One of the most common mistakes when smoking different types of meat together is overcrowding the grill. Overcrowding can hinder proper air and smoke circulation, leading to uneven cooking and smoke distribution. To avoid this, ensure there is ample space between each piece of meat and avoid stacking them on top of each other.
Maintaining consistent temperatures throughout the smoking process is crucial for achieving evenly cooked and flavorful meats. Fluctuating temperatures can result in undercooked or overcooked areas, compromising the taste and texture. Regularly monitor the grill’s temperature and make adjustments as needed to maintain a steady heat source.
Neglecting preparation steps
Proper preparation steps, such as brining, marinating, or seasoning the meats, are often overlooked but essential for achieving tasty results. These steps enhance the flavors and tenderness of the meat, making it more enjoyable to eat. Take the time to prepare the meats adequately before smoking to maximize their potential.
Using overpowering wood flavors
Using too much of a strong wood flavor can overpower the natural flavors of the meats and result in an unbalanced taste. It is crucial to find the right balance between smoke and meat flavors to achieve a harmonious and enjoyable eating experience. Start with a moderate amount of wood chips and adjust according to personal preference.
Final Thoughts and Recommendations
Experimentation and personal preference
Smoking different types of meat together provides endless opportunities for experimentation and tailoring your smoked meats to your taste preferences. Don’t be afraid to try new combinations and flavors, and use your creativity to develop unique and delicious smoked meat dishes.

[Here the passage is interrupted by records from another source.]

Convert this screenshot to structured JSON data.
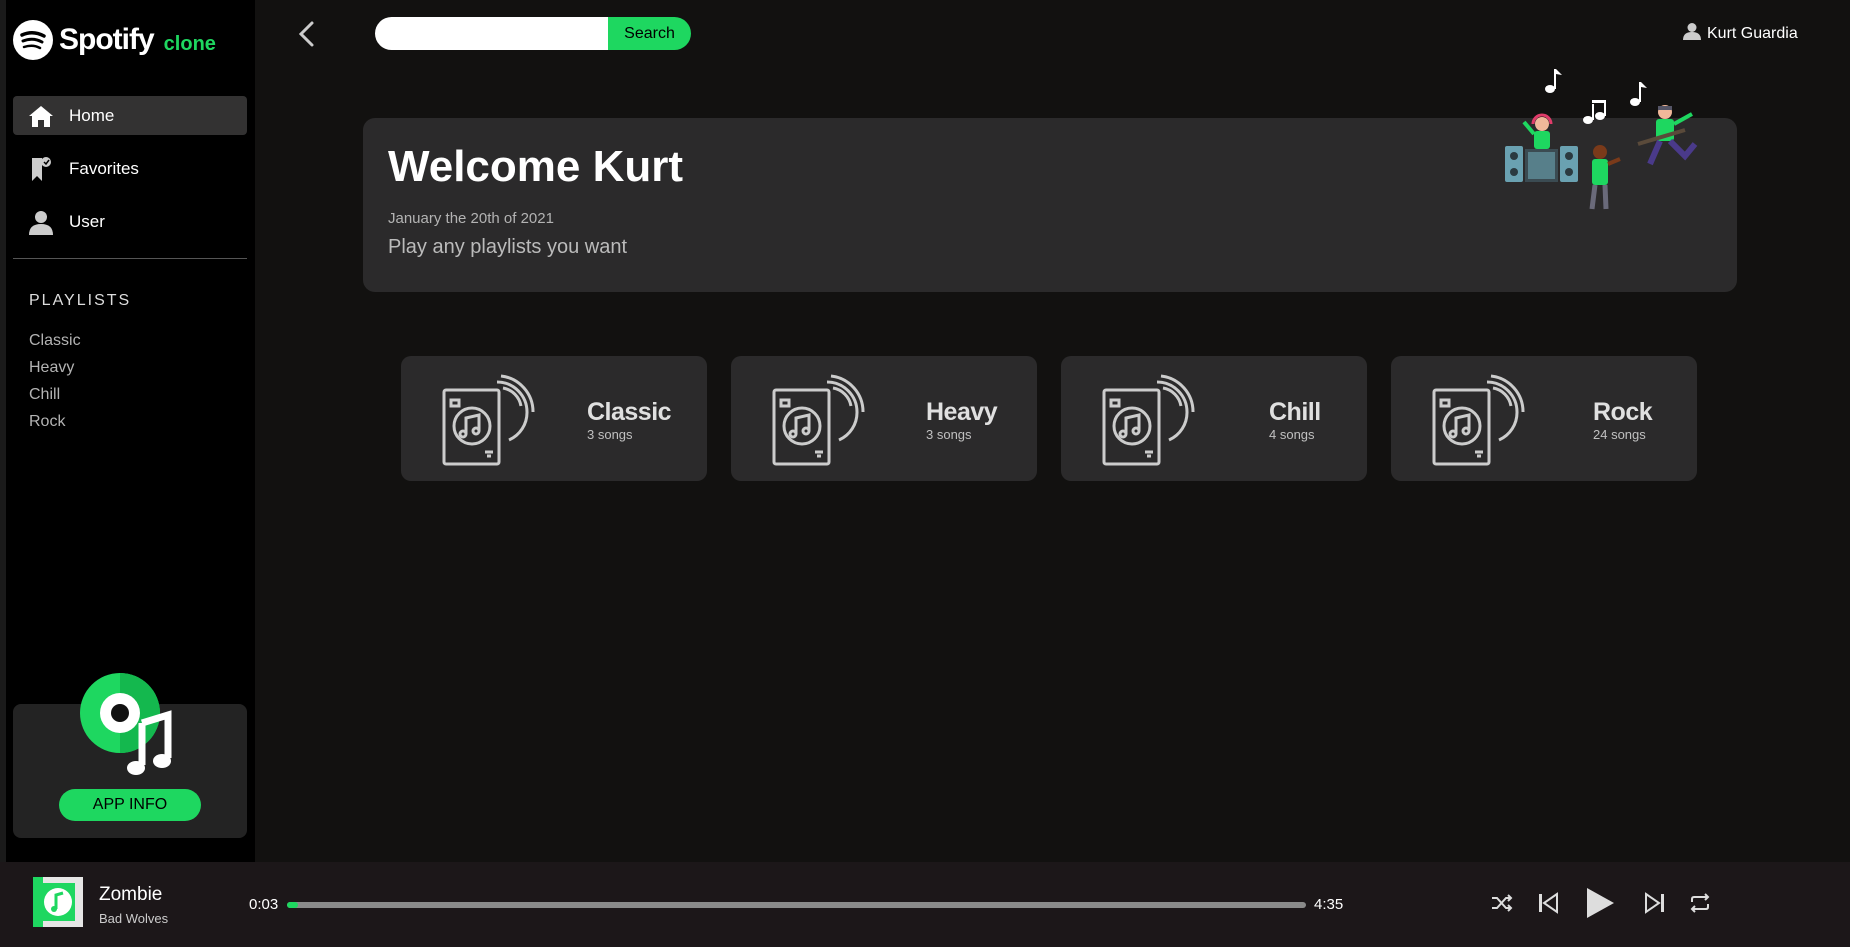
{
  "brand": {
    "name": "Spotify",
    "suffix": "clone"
  },
  "sidebar": {
    "nav": [
      {
        "label": "Home",
        "icon": "home-icon",
        "active": true
      },
      {
        "label": "Favorites",
        "icon": "bookmark-heart-icon",
        "active": false
      },
      {
        "label": "User",
        "icon": "user-icon",
        "active": false
      }
    ],
    "playlists_title": "PLAYLISTS",
    "playlists": [
      "Classic",
      "Heavy",
      "Chill",
      "Rock"
    ],
    "app_info_label": "APP INFO"
  },
  "header": {
    "search_placeholder": "",
    "search_button": "Search",
    "user_name": "Kurt Guardia"
  },
  "welcome": {
    "title": "Welcome Kurt",
    "date": "January the 20th of 2021",
    "subtitle": "Play any playlists you want"
  },
  "cards": [
    {
      "name": "Classic",
      "count": "3 songs"
    },
    {
      "name": "Heavy",
      "count": "3 songs"
    },
    {
      "name": "Chill",
      "count": "4 songs"
    },
    {
      "name": "Rock",
      "count": "24 songs"
    }
  ],
  "player": {
    "title": "Zombie",
    "artist": "Bad Wolves",
    "current_time": "0:03",
    "total_time": "4:35",
    "progress": 0.011
  },
  "colors": {
    "accent": "#1ed760",
    "sidebar": "#000000",
    "background": "#121110",
    "card": "#2b2a2b"
  }
}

Keeping notes for future reference
Keeping a record of your smoking adventures is a great way to track your successes and learn from any mistakes. Note down the meats you’ve smoked, the wood flavors you’ve used, and any adjustments made to cooking times or temperatures. This will serve as a reference for future smokes and help you refine your techniques.
Gradually increasing complexity
If you’re new to smoking meats, start with simple combinations and gradually increase the complexity as you gain more experience and confidence. Begin with meats that have similar cooking times and flavors, and then venture into more adventurous pairings. This will help you develop a solid foundation and expand your repertoire over time.
Enjoying the process
Smoking meat is not just about the end result; it is also about enjoying the process. Take the time to savor the aromas, tend to the fire, and appreciate the craft of smoking. With each smoke, you’ll gain more insight and appreciation for the art of creating delicious and flavorful smoked meats.